TASK INSTRUCTIONS: Below are the records; copy each line in them that holds the word "failed".

Saved entries:

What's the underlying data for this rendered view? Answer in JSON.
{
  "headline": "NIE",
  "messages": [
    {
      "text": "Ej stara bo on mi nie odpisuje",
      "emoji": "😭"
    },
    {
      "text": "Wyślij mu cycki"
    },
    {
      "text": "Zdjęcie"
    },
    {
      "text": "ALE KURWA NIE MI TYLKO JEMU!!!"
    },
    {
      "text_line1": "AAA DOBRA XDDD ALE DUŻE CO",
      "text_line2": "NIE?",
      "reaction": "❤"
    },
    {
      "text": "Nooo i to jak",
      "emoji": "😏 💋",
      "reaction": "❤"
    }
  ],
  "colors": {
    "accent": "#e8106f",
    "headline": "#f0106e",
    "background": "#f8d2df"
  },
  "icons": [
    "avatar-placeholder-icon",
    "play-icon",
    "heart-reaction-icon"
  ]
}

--

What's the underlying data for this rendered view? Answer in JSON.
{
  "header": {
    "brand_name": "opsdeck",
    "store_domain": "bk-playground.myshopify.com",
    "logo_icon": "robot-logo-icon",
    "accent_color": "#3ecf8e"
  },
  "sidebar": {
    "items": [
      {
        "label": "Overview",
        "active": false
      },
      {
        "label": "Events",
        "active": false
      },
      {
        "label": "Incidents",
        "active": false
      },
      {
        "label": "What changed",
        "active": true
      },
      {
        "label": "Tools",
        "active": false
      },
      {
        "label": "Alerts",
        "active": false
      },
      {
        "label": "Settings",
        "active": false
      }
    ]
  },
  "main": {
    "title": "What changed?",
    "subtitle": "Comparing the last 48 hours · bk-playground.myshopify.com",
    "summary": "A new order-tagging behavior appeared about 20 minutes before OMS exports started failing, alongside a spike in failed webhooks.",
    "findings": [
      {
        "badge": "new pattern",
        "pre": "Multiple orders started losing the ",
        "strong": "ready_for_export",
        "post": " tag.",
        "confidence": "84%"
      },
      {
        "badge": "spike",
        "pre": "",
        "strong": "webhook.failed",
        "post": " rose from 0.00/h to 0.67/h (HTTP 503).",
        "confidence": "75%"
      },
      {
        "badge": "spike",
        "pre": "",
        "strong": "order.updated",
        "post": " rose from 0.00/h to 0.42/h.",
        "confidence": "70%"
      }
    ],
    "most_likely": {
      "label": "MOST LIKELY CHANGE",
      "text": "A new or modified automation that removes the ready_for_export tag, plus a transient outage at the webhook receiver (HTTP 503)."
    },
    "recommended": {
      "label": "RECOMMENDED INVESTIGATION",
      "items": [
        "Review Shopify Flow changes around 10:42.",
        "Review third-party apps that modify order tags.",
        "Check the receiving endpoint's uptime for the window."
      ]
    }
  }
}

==

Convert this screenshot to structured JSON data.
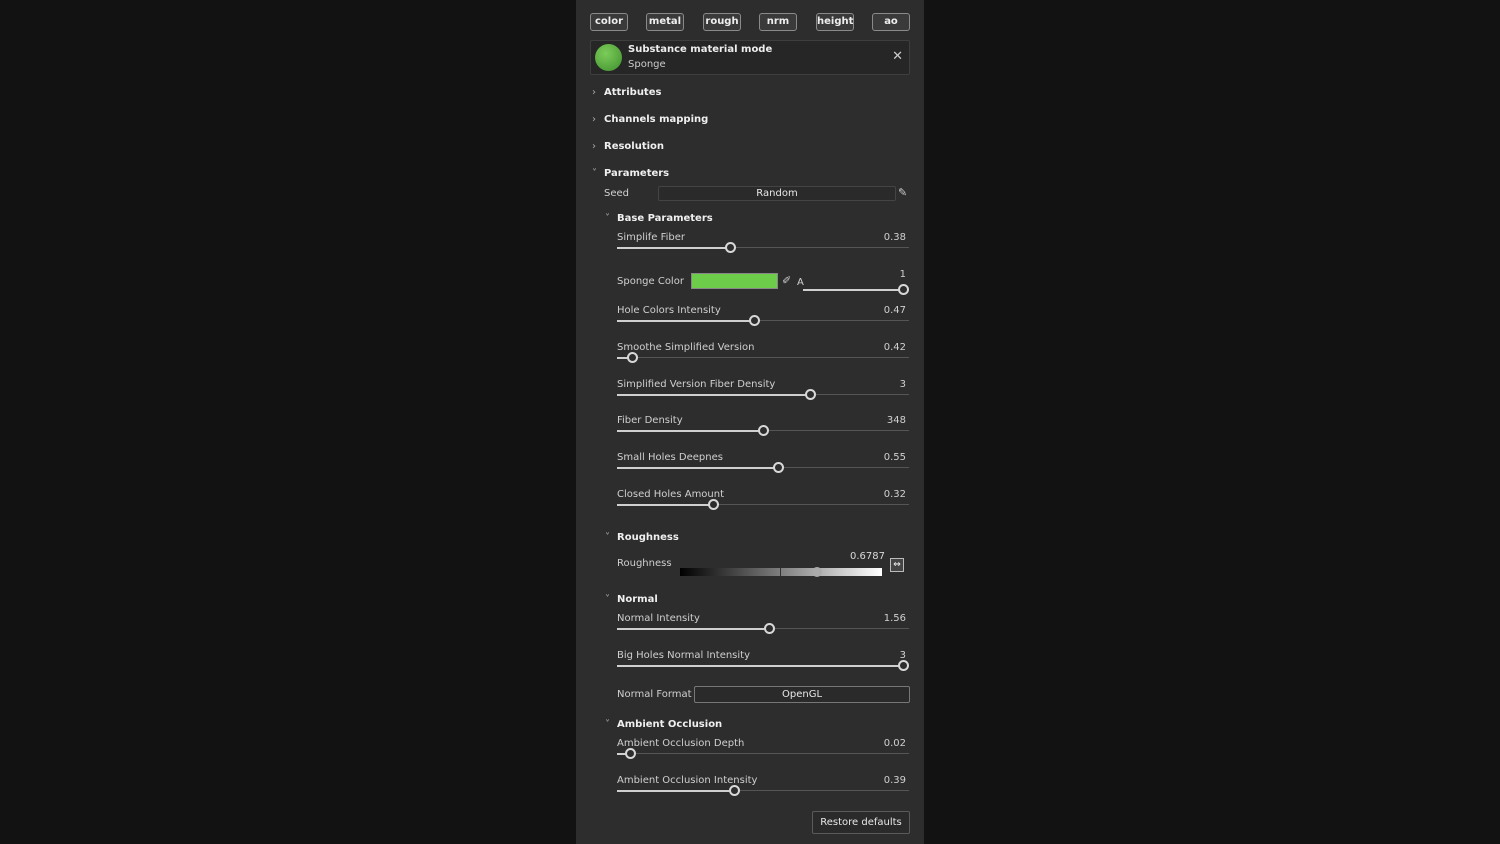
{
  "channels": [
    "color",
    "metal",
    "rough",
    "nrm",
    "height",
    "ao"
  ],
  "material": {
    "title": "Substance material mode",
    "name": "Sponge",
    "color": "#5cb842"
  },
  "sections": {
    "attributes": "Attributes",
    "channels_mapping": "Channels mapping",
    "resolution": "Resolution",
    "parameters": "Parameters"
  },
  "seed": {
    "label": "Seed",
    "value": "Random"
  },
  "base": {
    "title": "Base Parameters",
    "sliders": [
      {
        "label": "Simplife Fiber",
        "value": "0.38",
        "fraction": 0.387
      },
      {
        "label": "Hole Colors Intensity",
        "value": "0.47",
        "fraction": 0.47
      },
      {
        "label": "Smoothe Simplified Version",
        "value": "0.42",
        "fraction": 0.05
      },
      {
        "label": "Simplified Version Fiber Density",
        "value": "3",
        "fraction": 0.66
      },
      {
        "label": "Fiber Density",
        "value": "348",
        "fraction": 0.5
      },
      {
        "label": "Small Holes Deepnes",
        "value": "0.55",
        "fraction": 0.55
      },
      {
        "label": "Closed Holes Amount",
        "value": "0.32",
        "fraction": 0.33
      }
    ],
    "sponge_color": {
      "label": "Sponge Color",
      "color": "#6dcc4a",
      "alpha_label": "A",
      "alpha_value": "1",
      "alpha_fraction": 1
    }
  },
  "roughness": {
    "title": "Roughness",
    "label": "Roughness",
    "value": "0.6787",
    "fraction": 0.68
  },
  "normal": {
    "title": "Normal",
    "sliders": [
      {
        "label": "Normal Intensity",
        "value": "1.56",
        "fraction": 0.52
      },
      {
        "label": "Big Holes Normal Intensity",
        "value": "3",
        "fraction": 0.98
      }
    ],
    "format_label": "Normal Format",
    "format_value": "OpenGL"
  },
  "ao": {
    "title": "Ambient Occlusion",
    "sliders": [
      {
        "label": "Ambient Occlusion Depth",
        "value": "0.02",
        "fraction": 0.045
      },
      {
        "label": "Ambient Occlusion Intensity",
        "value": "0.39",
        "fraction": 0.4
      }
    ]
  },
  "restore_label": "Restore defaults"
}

ANSWER AREA:
    "summary": "A new order-tagging behavior appeared about 20 minutes before OMS exports started failing, alongside a spike in failed webhooks.",
        "strong": "webhook.failed",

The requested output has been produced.